“I take the desk parts out of the box. All twenty-five pieces are lying on the floor. I’ll do the rest later. Back on the list… “Assemble Desk.”
“How’s the desk coming?” Stephanie asks me.
“In pieces. How’s your cold?” I ask.
“A little better.” She says.
“That’s good.” I respond.
She doesn’t really care about my desk. She’ll get over her cold. These are the things people say when they want to reassure the other person that they’re paying attention to their lives. It’s polite. Stephanie is a hypocrite. So am I.
Thanksgiving was yesterday. My Mom is outside stringing up Christmas decorations. The desk is still on the floor.
“Why aren’t you helping me?” She asks.
“You didn’t ask me to.” I say.
“Why is your desk still on the floor?” Why does everyone keep asking me that?
“Why rush? I don’t have anything to put on it anyway,” I tell her.
“You’re computer is on the floor.” She reminds me.
“I know. It doesn’t mind.” I say.
“Jackass,” My Mom says with a smile. I like her sense of humor.
“Joey is coming over later. He’ll want to see your room.” She tells me.
I go upstairs and stare at the pieces of desk on my floor. The box tells me it weighs two-hundred and nineteen pounds. This is going to be a blast.
“Sissa, book? Pen?” Joey asks me. I smile. The smartest two-year old I’ve ever met. I notice his pants. Army fatigues. I remember the soldier’s brown eyes. Joey looks up at me. His eyes are brown, too. They’re different. I don’t see his clothes in his eyes. Joey is never tired.
We sit at the new desk, Joey’s warm little body perched on my knee, and we draw together.
“Sissa, Daddy!” He exclaims proudly as he points at a big circle he just made on the paper.

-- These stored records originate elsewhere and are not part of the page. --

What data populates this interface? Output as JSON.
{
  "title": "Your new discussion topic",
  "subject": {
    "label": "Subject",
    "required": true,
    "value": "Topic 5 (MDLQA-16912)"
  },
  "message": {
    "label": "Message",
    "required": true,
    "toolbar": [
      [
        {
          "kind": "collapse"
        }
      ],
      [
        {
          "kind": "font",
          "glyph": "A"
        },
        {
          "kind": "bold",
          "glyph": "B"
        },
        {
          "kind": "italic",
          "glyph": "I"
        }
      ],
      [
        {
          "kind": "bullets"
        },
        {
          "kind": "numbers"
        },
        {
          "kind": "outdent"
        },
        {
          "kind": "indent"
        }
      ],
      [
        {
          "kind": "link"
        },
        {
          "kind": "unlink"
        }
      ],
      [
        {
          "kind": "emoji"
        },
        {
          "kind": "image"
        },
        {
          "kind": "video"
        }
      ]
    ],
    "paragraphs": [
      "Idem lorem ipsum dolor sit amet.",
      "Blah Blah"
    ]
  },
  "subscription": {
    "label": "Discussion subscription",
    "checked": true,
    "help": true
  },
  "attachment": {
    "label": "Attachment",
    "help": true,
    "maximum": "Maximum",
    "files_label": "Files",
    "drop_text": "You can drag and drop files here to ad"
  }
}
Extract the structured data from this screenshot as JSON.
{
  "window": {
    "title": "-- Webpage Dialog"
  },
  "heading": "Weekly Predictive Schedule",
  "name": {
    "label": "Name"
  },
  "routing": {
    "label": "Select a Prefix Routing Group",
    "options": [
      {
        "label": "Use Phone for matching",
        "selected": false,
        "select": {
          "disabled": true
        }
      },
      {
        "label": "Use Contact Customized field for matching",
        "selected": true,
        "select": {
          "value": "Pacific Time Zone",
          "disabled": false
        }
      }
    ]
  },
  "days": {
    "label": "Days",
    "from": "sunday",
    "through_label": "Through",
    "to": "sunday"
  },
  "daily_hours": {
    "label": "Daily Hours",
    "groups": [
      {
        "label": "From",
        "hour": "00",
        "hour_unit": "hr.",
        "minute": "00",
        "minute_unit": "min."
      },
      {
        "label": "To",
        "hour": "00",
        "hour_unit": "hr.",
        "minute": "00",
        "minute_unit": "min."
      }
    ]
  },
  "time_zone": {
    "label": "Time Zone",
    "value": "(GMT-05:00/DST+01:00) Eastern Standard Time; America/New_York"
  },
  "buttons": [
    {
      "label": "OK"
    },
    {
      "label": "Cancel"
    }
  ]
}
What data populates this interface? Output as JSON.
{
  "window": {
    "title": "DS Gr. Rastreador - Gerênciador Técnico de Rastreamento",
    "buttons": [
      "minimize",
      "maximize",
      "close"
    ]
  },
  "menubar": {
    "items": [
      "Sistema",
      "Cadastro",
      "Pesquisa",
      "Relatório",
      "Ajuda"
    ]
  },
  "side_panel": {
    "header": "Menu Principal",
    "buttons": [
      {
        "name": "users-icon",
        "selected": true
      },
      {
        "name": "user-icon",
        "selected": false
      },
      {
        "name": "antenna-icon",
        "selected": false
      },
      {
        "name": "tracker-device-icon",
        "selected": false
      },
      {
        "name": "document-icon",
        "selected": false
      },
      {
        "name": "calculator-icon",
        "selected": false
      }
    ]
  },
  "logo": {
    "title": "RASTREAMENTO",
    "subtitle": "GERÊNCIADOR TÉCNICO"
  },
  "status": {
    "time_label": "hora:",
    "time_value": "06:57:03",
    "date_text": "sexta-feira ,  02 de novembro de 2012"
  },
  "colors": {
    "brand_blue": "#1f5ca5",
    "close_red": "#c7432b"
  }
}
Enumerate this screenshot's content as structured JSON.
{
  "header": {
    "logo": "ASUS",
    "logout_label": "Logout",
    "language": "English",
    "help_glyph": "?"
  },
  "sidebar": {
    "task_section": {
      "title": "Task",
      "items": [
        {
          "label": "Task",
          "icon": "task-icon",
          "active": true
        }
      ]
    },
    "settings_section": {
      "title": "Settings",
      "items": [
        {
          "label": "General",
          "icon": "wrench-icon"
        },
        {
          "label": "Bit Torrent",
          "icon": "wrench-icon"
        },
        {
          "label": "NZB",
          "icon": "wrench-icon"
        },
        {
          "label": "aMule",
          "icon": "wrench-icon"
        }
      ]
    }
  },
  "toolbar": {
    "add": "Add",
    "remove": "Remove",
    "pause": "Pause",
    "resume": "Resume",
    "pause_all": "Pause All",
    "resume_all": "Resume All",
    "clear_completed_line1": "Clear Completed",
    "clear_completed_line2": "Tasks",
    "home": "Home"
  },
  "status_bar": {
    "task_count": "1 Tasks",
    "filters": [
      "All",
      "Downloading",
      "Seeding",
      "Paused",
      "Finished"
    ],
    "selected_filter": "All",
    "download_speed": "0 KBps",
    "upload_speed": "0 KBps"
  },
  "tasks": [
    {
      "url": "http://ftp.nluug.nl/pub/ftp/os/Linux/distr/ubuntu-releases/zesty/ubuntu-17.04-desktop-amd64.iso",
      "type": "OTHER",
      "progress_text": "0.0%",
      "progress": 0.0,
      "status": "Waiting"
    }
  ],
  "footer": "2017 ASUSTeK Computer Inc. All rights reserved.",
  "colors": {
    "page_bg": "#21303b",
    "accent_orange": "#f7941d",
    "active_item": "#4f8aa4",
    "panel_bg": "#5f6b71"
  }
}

“Great job, buddy! How about we draw Mommy?” I grin at him. Joey continues to draw circles, and small shapes. He’s focused. His pen slips off the paper and makes a mark on my new desk. I smile. I reach over to the list lying on the shelf and cross off, “Assemble Desk.”
Melissa Marino grew up just outside of New York City, spending most of her formative years outdoors creating wild ghost hunts with neighborhood kids, setting booby-traps to capture unwitting family members, and building clubhouses on top of ten-foot walls. Melissa wrote her first story at the age of twelve and titled it “Circles of Friendship.” Through the years, Melissa has written several short stories and poems, all of which met the wrath of the “Not Good Enough” monster and ended in fiery demise.
Melissa regained her confidence when she began writing scholarly articles and research theses on her first trip through graduate school. It took several years for her to break the habit of the formal writing that marred her creativity. An additional Master of Fine Arts degree in Creative Writing was Melissa’s biggest support in this. Melissa writes primarily sci-fi/fantasy, paranormal romance, and young adult stories.
What motivates her to create:
“My dreams. I’ve had vivid dreams since I was a kid. Of characters, adventures, and wild scenarios that, when I wake up in the morning I say, ‘Someone might find entertainment in this!’ Or ‘wouldn’t that be nice to share?’ Once I start a project though, the motivation falls in its completion, especially with writing. It’s haunting. I bleed when I write, I bleed when I don’t write. I’m in a constant state of hemorrhage until a project is complete. There’s nothing more fulfilling than writing, ‘the end.’”